(Page and application data records)
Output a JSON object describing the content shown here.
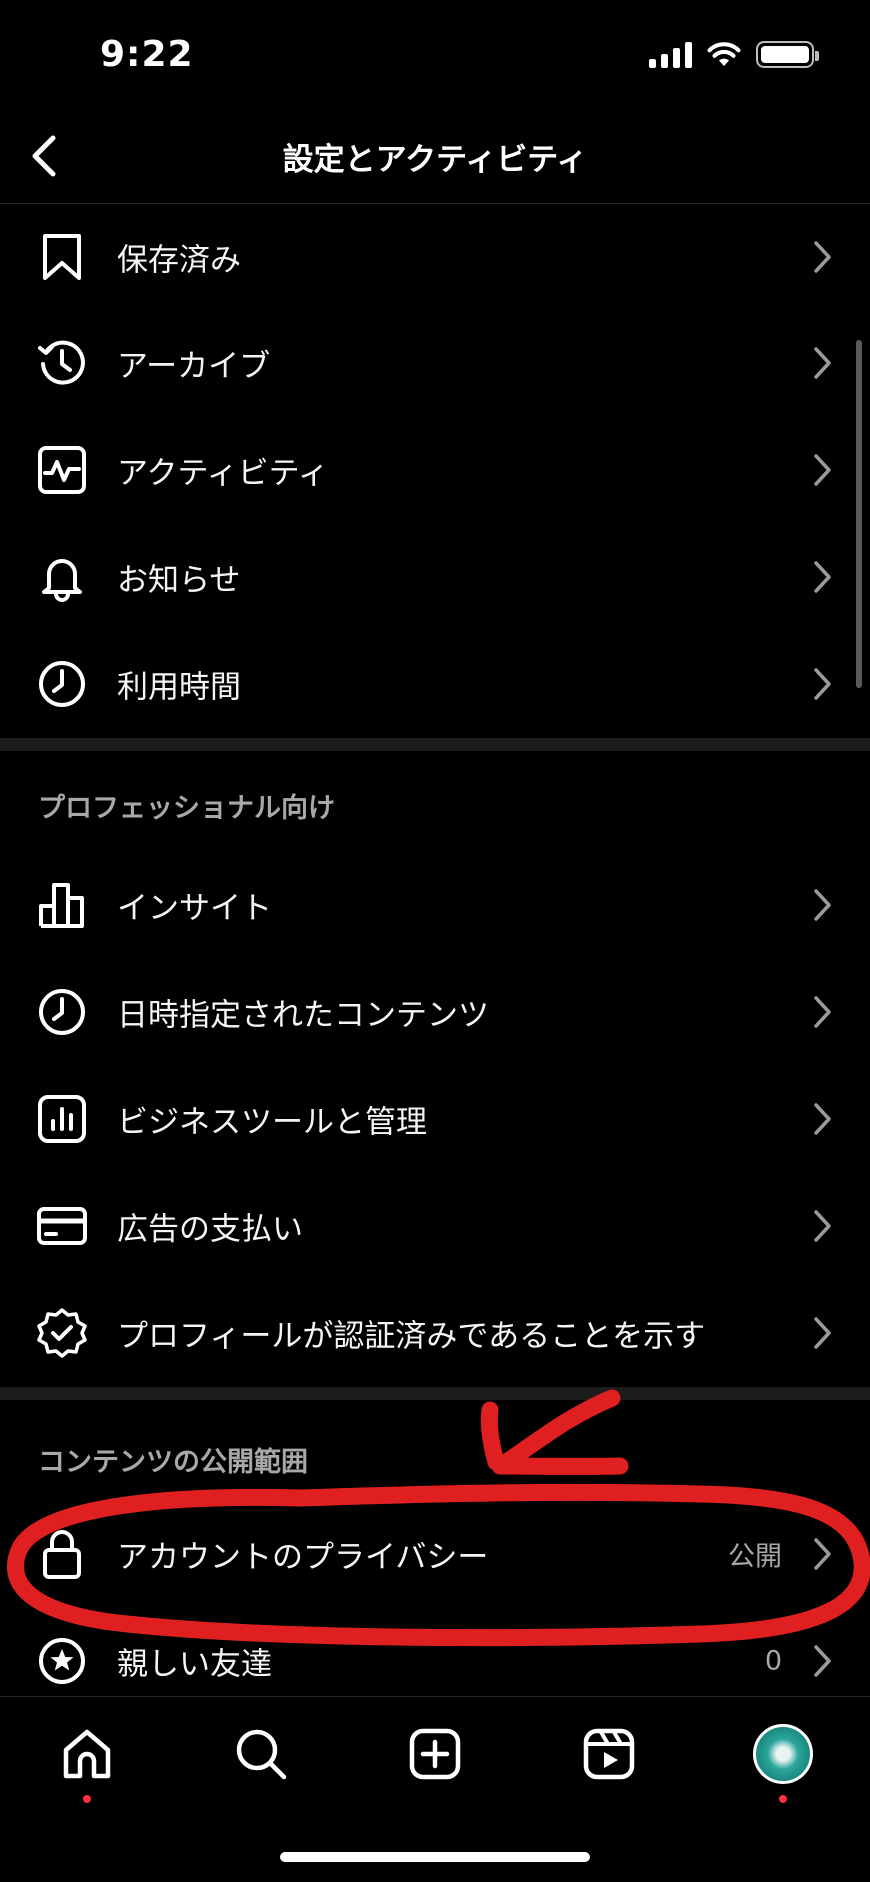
{
  "status": {
    "time": "9:22"
  },
  "header": {
    "title": "設定とアクティビティ"
  },
  "menu_top": [
    {
      "label": "保存済み",
      "icon": "bookmark-icon"
    },
    {
      "label": "アーカイブ",
      "icon": "archive-icon"
    },
    {
      "label": "アクティビティ",
      "icon": "activity-icon"
    },
    {
      "label": "お知らせ",
      "icon": "bell-icon"
    },
    {
      "label": "利用時間",
      "icon": "clock-icon"
    }
  ],
  "professional": {
    "title": "プロフェッショナル向け",
    "items": [
      {
        "label": "インサイト",
        "icon": "bar-chart-icon"
      },
      {
        "label": "日時指定されたコンテンツ",
        "icon": "clock-icon"
      },
      {
        "label": "ビジネスツールと管理",
        "icon": "business-tools-icon"
      },
      {
        "label": "広告の支払い",
        "icon": "credit-card-icon"
      },
      {
        "label": "プロフィールが認証済みであることを示す",
        "icon": "verified-badge-icon"
      }
    ]
  },
  "visibility": {
    "title": "コンテンツの公開範囲",
    "items": [
      {
        "label": "アカウントのプライバシー",
        "value": "公開",
        "icon": "lock-icon"
      },
      {
        "label": "親しい友達",
        "value": "0",
        "icon": "star-icon"
      }
    ]
  },
  "nav": [
    "home-icon",
    "search-icon",
    "create-icon",
    "reels-icon",
    "profile-avatar"
  ],
  "colors": {
    "background": "#000000",
    "annotation": "#e02020",
    "notification_dot": "#ff3040"
  }
}
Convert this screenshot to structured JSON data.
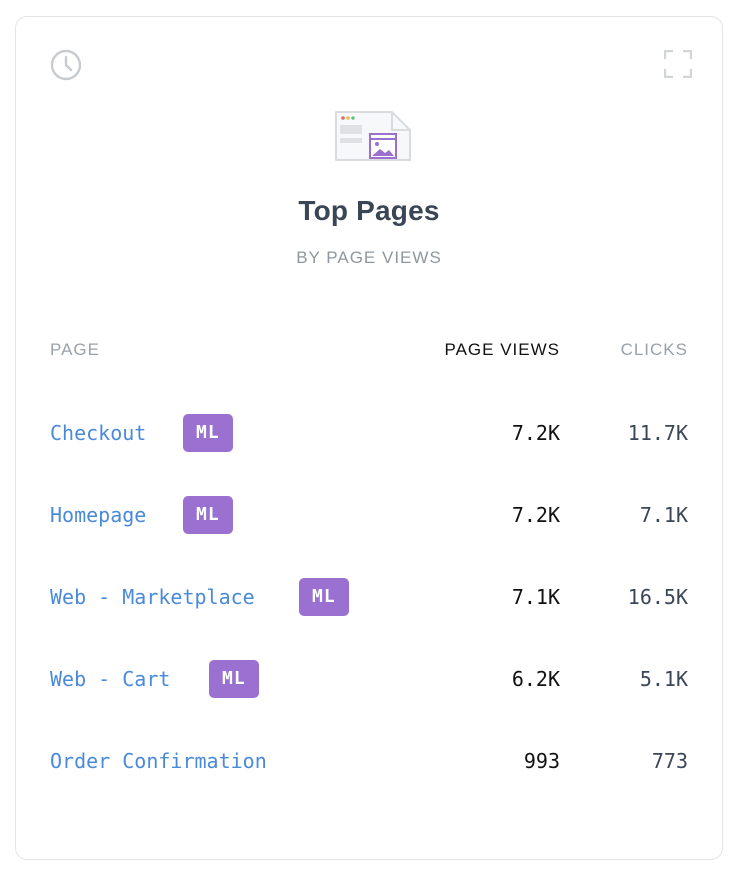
{
  "card": {
    "title": "Top Pages",
    "subtitle": "BY PAGE VIEWS",
    "icons": {
      "history": "clock-icon",
      "fullscreen": "expand-icon",
      "illustration": "pages-illustration"
    },
    "colors": {
      "accent": "#9a70d0",
      "link": "#4a8ad9",
      "title": "#3a4656"
    }
  },
  "table": {
    "columns": {
      "page": "PAGE",
      "views": "PAGE VIEWS",
      "clicks": "CLICKS"
    },
    "sorted_by": "views",
    "rows": [
      {
        "page": "Checkout",
        "badge": "ML",
        "views": "7.2K",
        "clicks": "11.7K"
      },
      {
        "page": "Homepage",
        "badge": "ML",
        "views": "7.2K",
        "clicks": "7.1K"
      },
      {
        "page": "Web - Marketplace",
        "badge": "ML",
        "views": "7.1K",
        "clicks": "16.5K"
      },
      {
        "page": "Web - Cart",
        "badge": "ML",
        "views": "6.2K",
        "clicks": "5.1K"
      },
      {
        "page": "Order Confirmation",
        "badge": "",
        "views": "993",
        "clicks": "773"
      }
    ]
  }
}
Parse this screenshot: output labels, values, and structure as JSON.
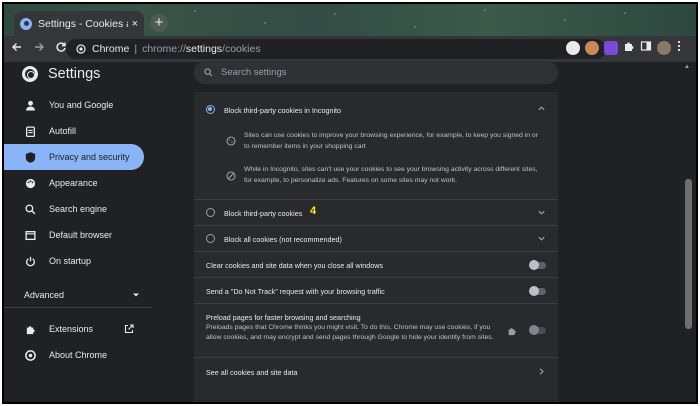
{
  "browser": {
    "tab_title": "Settings - Cookies and other sit",
    "tab_close": "×",
    "new_tab": "+",
    "site_name": "Chrome",
    "url_scheme": "chrome://",
    "url_host": "settings",
    "url_path": "/cookies"
  },
  "header": {
    "app_title": "Settings",
    "search_placeholder": "Search settings"
  },
  "sidebar": {
    "items": [
      {
        "label": "You and Google",
        "icon": "person-icon"
      },
      {
        "label": "Autofill",
        "icon": "clipboard-icon"
      },
      {
        "label": "Privacy and security",
        "icon": "shield-icon",
        "active": true
      },
      {
        "label": "Appearance",
        "icon": "palette-icon"
      },
      {
        "label": "Search engine",
        "icon": "search-icon"
      },
      {
        "label": "Default browser",
        "icon": "browser-window-icon"
      },
      {
        "label": "On startup",
        "icon": "power-icon"
      }
    ],
    "advanced_label": "Advanced",
    "extensions_label": "Extensions",
    "about_label": "About Chrome"
  },
  "content": {
    "block_incognito": {
      "label": "Block third-party cookies in Incognito",
      "selected": true,
      "detail_1": "Sites can use cookies to improve your browsing experience, for example, to keep you signed in or to remember items in your shopping cart",
      "detail_2": "While in Incognito, sites can't use your cookies to see your browsing activity across different sites, for example, to personalize ads. Features on some sites may not work."
    },
    "block_third_party": {
      "label": "Block third-party cookies",
      "annotation": "4"
    },
    "block_all": {
      "label": "Block all cookies (not recommended)"
    },
    "clear_on_close": {
      "label": "Clear cookies and site data when you close all windows",
      "enabled": false
    },
    "do_not_track": {
      "label": "Send a \"Do Not Track\" request with your browsing traffic",
      "enabled": false
    },
    "preload": {
      "label": "Preload pages for faster browsing and searching",
      "description": "Preloads pages that Chrome thinks you might visit. To do this, Chrome may use cookies, if you allow cookies, and may encrypt and send pages through Google to hide your identity from sites.",
      "enabled": false
    },
    "see_all": {
      "label": "See all cookies and site data"
    }
  },
  "colors": {
    "accent": "#8ab4f8",
    "background": "#202124",
    "card": "#292a2d",
    "annotation": "#f9f100"
  }
}
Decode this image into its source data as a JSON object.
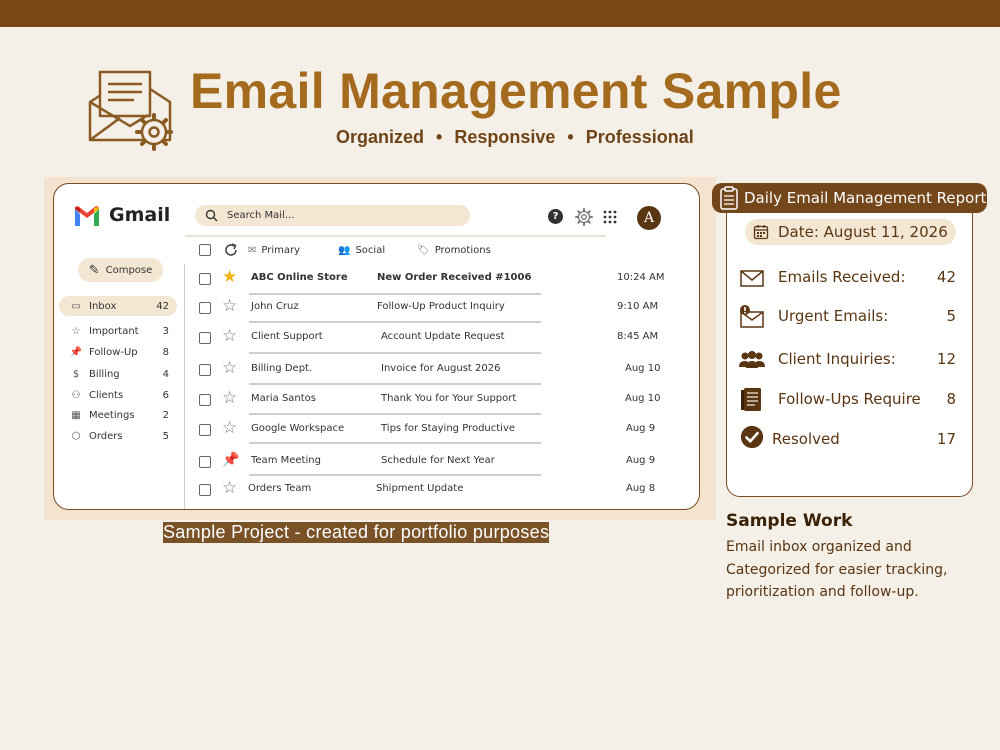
{
  "header": {
    "title": "Email Management Sample",
    "tagline": [
      "Organized",
      "Responsive",
      "Professional"
    ],
    "separator": "•"
  },
  "gmail": {
    "app_name": "Gmail",
    "search": {
      "placeholder": "Search Mail..."
    },
    "avatar_letter": "A",
    "compose_label": "Compose",
    "sidebar": [
      {
        "icon": "inbox-icon",
        "label": "Inbox",
        "count": "42",
        "active": true
      },
      {
        "icon": "star-icon",
        "label": "Important",
        "count": "3"
      },
      {
        "icon": "pin-icon",
        "label": "Follow-Up",
        "count": "8"
      },
      {
        "icon": "dollar-icon",
        "label": "Billing",
        "count": "4"
      },
      {
        "icon": "people-icon",
        "label": "Clients",
        "count": "6"
      },
      {
        "icon": "calendar-icon",
        "label": "Meetings",
        "count": "2"
      },
      {
        "icon": "box-icon",
        "label": "Orders",
        "count": "5"
      }
    ],
    "tabs": [
      {
        "icon": "mail-icon",
        "label": "Primary"
      },
      {
        "icon": "people-icon",
        "label": "Social"
      },
      {
        "icon": "tag-icon",
        "label": "Promotions"
      }
    ],
    "emails": [
      {
        "sender": "ABC Online Store",
        "subject": "New Order Received #1006",
        "time": "10:24 AM",
        "marker": "star-filled",
        "bold": true
      },
      {
        "sender": "John Cruz",
        "subject": "Follow-Up Product Inquiry",
        "time": "9:10 AM",
        "marker": "star"
      },
      {
        "sender": "Client Support",
        "subject": "Account Update  Request",
        "time": "8:45 AM",
        "marker": "star"
      },
      {
        "sender": "Billing Dept.",
        "subject": "Invoice for August 2026",
        "time": "Aug 10",
        "marker": "star"
      },
      {
        "sender": "Maria Santos",
        "subject": "Thank You for Your Support",
        "time": "Aug 10",
        "marker": "star"
      },
      {
        "sender": "Google Workspace",
        "subject": "Tips for Staying Productive",
        "time": "Aug 9",
        "marker": "star"
      },
      {
        "sender": "Team Meeting",
        "subject": "Schedule for Next Year",
        "time": "Aug 9",
        "marker": "pin"
      },
      {
        "sender": "Orders Team",
        "subject": "Shipment Update",
        "time": "Aug 8",
        "marker": "star"
      }
    ]
  },
  "caption": "Sample Project - created for portfolio purposes",
  "report": {
    "title": "Daily Email Management Report",
    "date": "Date: August 11, 2026",
    "stats": [
      {
        "icon": "envelope-icon",
        "label": "Emails Received:",
        "value": "42"
      },
      {
        "icon": "urgent-mail-icon",
        "label": "Urgent Emails:",
        "value": "5"
      },
      {
        "icon": "clients-icon",
        "label": "Client Inquiries:",
        "value": "12"
      },
      {
        "icon": "document-icon",
        "label": "Follow-Ups Require",
        "value": "8"
      },
      {
        "icon": "checkmark-icon",
        "label": "Resolved",
        "value": "17"
      }
    ]
  },
  "sample_work": {
    "title": "Sample Work",
    "lines": [
      "Email inbox organized and",
      "Categorized for easier tracking,",
      "prioritization and follow-up."
    ]
  },
  "colors": {
    "brand_brown": "#7a4616",
    "title_gold": "#a46a1d",
    "accent_beige": "#f3e6d3",
    "background": "#f5f0e7",
    "star_yellow": "#f2b318"
  }
}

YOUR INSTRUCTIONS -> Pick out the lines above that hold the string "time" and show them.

SOLVED PROBLEM ->
    "time": "9:22"
        "time": "10:24 AM",
        "time": "9:10 AM",
        "time": "8:45 AM",
        "time": "Aug 10",
        "time": "Aug 10",
        "time": "Aug 9",
        "time": "Aug 9",
        "time": "Aug 8",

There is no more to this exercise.